• **EXTRACTED RECORDS**:

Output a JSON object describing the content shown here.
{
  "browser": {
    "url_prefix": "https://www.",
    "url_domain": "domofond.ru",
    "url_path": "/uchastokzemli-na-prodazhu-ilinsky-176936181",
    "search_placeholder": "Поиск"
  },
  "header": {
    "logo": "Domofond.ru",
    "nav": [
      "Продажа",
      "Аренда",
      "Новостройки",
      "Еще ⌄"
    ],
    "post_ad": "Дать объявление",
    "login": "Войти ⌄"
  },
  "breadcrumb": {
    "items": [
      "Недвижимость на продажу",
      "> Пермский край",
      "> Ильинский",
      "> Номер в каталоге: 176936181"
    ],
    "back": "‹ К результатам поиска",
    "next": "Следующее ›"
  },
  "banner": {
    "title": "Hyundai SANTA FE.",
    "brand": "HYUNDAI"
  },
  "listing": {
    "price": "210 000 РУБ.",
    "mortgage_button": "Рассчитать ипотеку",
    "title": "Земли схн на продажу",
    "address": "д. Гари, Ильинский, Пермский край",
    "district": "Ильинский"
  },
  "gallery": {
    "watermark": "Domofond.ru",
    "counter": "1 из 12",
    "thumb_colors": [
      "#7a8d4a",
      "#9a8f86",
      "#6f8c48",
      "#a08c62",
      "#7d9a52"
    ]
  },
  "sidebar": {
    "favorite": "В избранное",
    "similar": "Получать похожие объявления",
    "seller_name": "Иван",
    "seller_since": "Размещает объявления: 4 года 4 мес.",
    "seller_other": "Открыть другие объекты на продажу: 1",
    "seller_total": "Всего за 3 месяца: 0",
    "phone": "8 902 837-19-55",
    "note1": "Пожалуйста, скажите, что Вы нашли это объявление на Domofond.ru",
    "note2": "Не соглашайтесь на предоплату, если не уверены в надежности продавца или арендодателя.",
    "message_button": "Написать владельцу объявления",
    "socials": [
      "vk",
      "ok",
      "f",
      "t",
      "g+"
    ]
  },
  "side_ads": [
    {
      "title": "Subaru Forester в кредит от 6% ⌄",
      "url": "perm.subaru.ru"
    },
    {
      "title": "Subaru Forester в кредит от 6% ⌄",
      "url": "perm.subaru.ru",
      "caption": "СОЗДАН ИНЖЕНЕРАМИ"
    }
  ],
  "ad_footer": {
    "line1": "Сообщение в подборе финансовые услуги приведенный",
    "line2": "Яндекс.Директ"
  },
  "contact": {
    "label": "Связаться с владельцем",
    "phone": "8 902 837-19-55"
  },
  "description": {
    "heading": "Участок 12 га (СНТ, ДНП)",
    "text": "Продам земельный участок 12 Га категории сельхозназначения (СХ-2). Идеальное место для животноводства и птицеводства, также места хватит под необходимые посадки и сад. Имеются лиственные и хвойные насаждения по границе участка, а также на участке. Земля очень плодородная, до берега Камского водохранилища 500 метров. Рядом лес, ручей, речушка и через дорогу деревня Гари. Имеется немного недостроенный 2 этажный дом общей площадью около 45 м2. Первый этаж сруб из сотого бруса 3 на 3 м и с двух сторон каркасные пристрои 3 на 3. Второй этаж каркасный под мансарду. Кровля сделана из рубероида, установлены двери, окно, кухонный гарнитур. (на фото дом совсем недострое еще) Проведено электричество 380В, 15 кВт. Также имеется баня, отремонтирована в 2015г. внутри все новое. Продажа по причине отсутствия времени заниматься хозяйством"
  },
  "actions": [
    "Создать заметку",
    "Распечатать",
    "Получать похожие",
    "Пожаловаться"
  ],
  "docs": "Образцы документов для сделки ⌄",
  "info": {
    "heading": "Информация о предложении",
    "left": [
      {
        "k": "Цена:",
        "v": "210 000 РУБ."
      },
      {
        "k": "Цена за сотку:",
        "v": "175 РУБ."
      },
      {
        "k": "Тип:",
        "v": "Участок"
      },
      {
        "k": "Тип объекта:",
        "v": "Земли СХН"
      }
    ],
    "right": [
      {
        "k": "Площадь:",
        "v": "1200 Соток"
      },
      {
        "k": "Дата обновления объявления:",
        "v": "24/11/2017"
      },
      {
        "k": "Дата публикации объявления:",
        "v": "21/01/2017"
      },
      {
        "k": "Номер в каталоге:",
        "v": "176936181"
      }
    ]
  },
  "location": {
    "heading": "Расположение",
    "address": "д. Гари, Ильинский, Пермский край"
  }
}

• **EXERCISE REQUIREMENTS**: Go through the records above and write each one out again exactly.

• **WORKED SOLUTION**:
Output a JSON object describing the content shown here.
{
  "browser": {
    "url_prefix": "https://www.",
    "url_domain": "domofond.ru",
    "url_path": "/uchastokzemli-na-prodazhu-ilinsky-176936181",
    "search_placeholder": "Поиск"
  },
  "header": {
    "logo": "Domofond.ru",
    "nav": [
      "Продажа",
      "Аренда",
      "Новостройки",
      "Еще ⌄"
    ],
    "post_ad": "Дать объявление",
    "login": "Войти ⌄"
  },
  "breadcrumb": {
    "items": [
      "Недвижимость на продажу",
      "> Пермский край",
      "> Ильинский",
      "> Номер в каталоге: 176936181"
    ],
    "back": "‹ К результатам поиска",
    "next": "Следующее ›"
  },
  "banner": {
    "title": "Hyundai SANTA FE.",
    "brand": "HYUNDAI"
  },
  "listing": {
    "price": "210 000 РУБ.",
    "mortgage_button": "Рассчитать ипотеку",
    "title": "Земли схн на продажу",
    "address": "д. Гари, Ильинский, Пермский край",
    "district": "Ильинский"
  },
  "gallery": {
    "watermark": "Domofond.ru",
    "counter": "1 из 12",
    "thumb_colors": [
      "#7a8d4a",
      "#9a8f86",
      "#6f8c48",
      "#a08c62",
      "#7d9a52"
    ]
  },
  "sidebar": {
    "favorite": "В избранное",
    "similar": "Получать похожие объявления",
    "seller_name": "Иван",
    "seller_since": "Размещает объявления: 4 года 4 мес.",
    "seller_other": "Открыть другие объекты на продажу: 1",
    "seller_total": "Всего за 3 месяца: 0",
    "phone": "8 902 837-19-55",
    "note1": "Пожалуйста, скажите, что Вы нашли это объявление на Domofond.ru",
    "note2": "Не соглашайтесь на предоплату, если не уверены в надежности продавца или арендодателя.",
    "message_button": "Написать владельцу объявления",
    "socials": [
      "vk",
      "ok",
      "f",
      "t",
      "g+"
    ]
  },
  "side_ads": [
    {
      "title": "Subaru Forester в кредит от 6% ⌄",
      "url": "perm.subaru.ru"
    },
    {
      "title": "Subaru Forester в кредит от 6% ⌄",
      "url": "perm.subaru.ru",
      "caption": "СОЗДАН ИНЖЕНЕРАМИ"
    }
  ],
  "ad_footer": {
    "line1": "Сообщение в подборе финансовые услуги приведенный",
    "line2": "Яндекс.Директ"
  },
  "contact": {
    "label": "Связаться с владельцем",
    "phone": "8 902 837-19-55"
  },
  "description": {
    "heading": "Участок 12 га (СНТ, ДНП)",
    "text": "Продам земельный участок 12 Га категории сельхозназначения (СХ-2). Идеальное место для животноводства и птицеводства, также места хватит под необходимые посадки и сад. Имеются лиственные и хвойные насаждения по границе участка, а также на участке. Земля очень плодородная, до берега Камского водохранилища 500 метров. Рядом лес, ручей, речушка и через дорогу деревня Гари. Имеется немного недостроенный 2 этажный дом общей площадью около 45 м2. Первый этаж сруб из сотого бруса 3 на 3 м и с двух сторон каркасные пристрои 3 на 3. Второй этаж каркасный под мансарду. Кровля сделана из рубероида, установлены двери, окно, кухонный гарнитур. (на фото дом совсем недострое еще) Проведено электричество 380В, 15 кВт. Также имеется баня, отремонтирована в 2015г. внутри все новое. Продажа по причине отсутствия времени заниматься хозяйством"
  },
  "actions": [
    "Создать заметку",
    "Распечатать",
    "Получать похожие",
    "Пожаловаться"
  ],
  "docs": "Образцы документов для сделки ⌄",
  "info": {
    "heading": "Информация о предложении",
    "left": [
      {
        "k": "Цена:",
        "v": "210 000 РУБ."
      },
      {
        "k": "Цена за сотку:",
        "v": "175 РУБ."
      },
      {
        "k": "Тип:",
        "v": "Участок"
      },
      {
        "k": "Тип объекта:",
        "v": "Земли СХН"
      }
    ],
    "right": [
      {
        "k": "Площадь:",
        "v": "1200 Соток"
      },
      {
        "k": "Дата обновления объявления:",
        "v": "24/11/2017"
      },
      {
        "k": "Дата публикации объявления:",
        "v": "21/01/2017"
      },
      {
        "k": "Номер в каталоге:",
        "v": "176936181"
      }
    ]
  },
  "location": {
    "heading": "Расположение",
    "address": "д. Гари, Ильинский, Пермский край"
  }
}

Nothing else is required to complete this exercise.